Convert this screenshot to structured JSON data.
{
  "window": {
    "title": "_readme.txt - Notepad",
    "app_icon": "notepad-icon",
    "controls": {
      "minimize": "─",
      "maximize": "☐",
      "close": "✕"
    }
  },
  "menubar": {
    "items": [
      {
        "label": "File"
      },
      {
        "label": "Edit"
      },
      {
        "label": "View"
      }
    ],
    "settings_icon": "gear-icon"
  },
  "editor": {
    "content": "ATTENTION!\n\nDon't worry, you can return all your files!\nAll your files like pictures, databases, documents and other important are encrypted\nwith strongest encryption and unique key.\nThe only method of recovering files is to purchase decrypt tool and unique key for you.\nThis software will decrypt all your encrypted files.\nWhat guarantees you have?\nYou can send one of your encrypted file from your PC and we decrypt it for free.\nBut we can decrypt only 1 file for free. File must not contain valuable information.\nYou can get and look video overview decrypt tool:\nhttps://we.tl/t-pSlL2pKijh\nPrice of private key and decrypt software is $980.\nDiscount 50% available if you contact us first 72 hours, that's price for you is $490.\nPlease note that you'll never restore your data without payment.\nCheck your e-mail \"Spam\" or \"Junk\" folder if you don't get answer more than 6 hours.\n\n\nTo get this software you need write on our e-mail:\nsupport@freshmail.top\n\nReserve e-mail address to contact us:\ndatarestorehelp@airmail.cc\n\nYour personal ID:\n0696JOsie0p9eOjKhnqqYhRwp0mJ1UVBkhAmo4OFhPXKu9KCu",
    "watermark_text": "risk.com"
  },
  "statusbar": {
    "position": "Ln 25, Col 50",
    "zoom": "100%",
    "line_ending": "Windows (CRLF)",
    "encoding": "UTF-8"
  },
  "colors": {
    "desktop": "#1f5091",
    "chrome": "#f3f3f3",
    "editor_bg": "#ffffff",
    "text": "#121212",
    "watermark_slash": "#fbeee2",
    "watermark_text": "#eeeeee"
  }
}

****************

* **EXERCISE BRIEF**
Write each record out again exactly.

* **ANSWER BELOW**
Convert this screenshot to structured JSON data.
{
  "window": {
    "title": "_readme.txt - Notepad",
    "app_icon": "notepad-icon",
    "controls": {
      "minimize": "─",
      "maximize": "☐",
      "close": "✕"
    }
  },
  "menubar": {
    "items": [
      {
        "label": "File"
      },
      {
        "label": "Edit"
      },
      {
        "label": "View"
      }
    ],
    "settings_icon": "gear-icon"
  },
  "editor": {
    "content": "ATTENTION!\n\nDon't worry, you can return all your files!\nAll your files like pictures, databases, documents and other important are encrypted\nwith strongest encryption and unique key.\nThe only method of recovering files is to purchase decrypt tool and unique key for you.\nThis software will decrypt all your encrypted files.\nWhat guarantees you have?\nYou can send one of your encrypted file from your PC and we decrypt it for free.\nBut we can decrypt only 1 file for free. File must not contain valuable information.\nYou can get and look video overview decrypt tool:\nhttps://we.tl/t-pSlL2pKijh\nPrice of private key and decrypt software is $980.\nDiscount 50% available if you contact us first 72 hours, that's price for you is $490.\nPlease note that you'll never restore your data without payment.\nCheck your e-mail \"Spam\" or \"Junk\" folder if you don't get answer more than 6 hours.\n\n\nTo get this software you need write on our e-mail:\nsupport@freshmail.top\n\nReserve e-mail address to contact us:\ndatarestorehelp@airmail.cc\n\nYour personal ID:\n0696JOsie0p9eOjKhnqqYhRwp0mJ1UVBkhAmo4OFhPXKu9KCu",
    "watermark_text": "risk.com"
  },
  "statusbar": {
    "position": "Ln 25, Col 50",
    "zoom": "100%",
    "line_ending": "Windows (CRLF)",
    "encoding": "UTF-8"
  },
  "colors": {
    "desktop": "#1f5091",
    "chrome": "#f3f3f3",
    "editor_bg": "#ffffff",
    "text": "#121212",
    "watermark_slash": "#fbeee2",
    "watermark_text": "#eeeeee"
  }
}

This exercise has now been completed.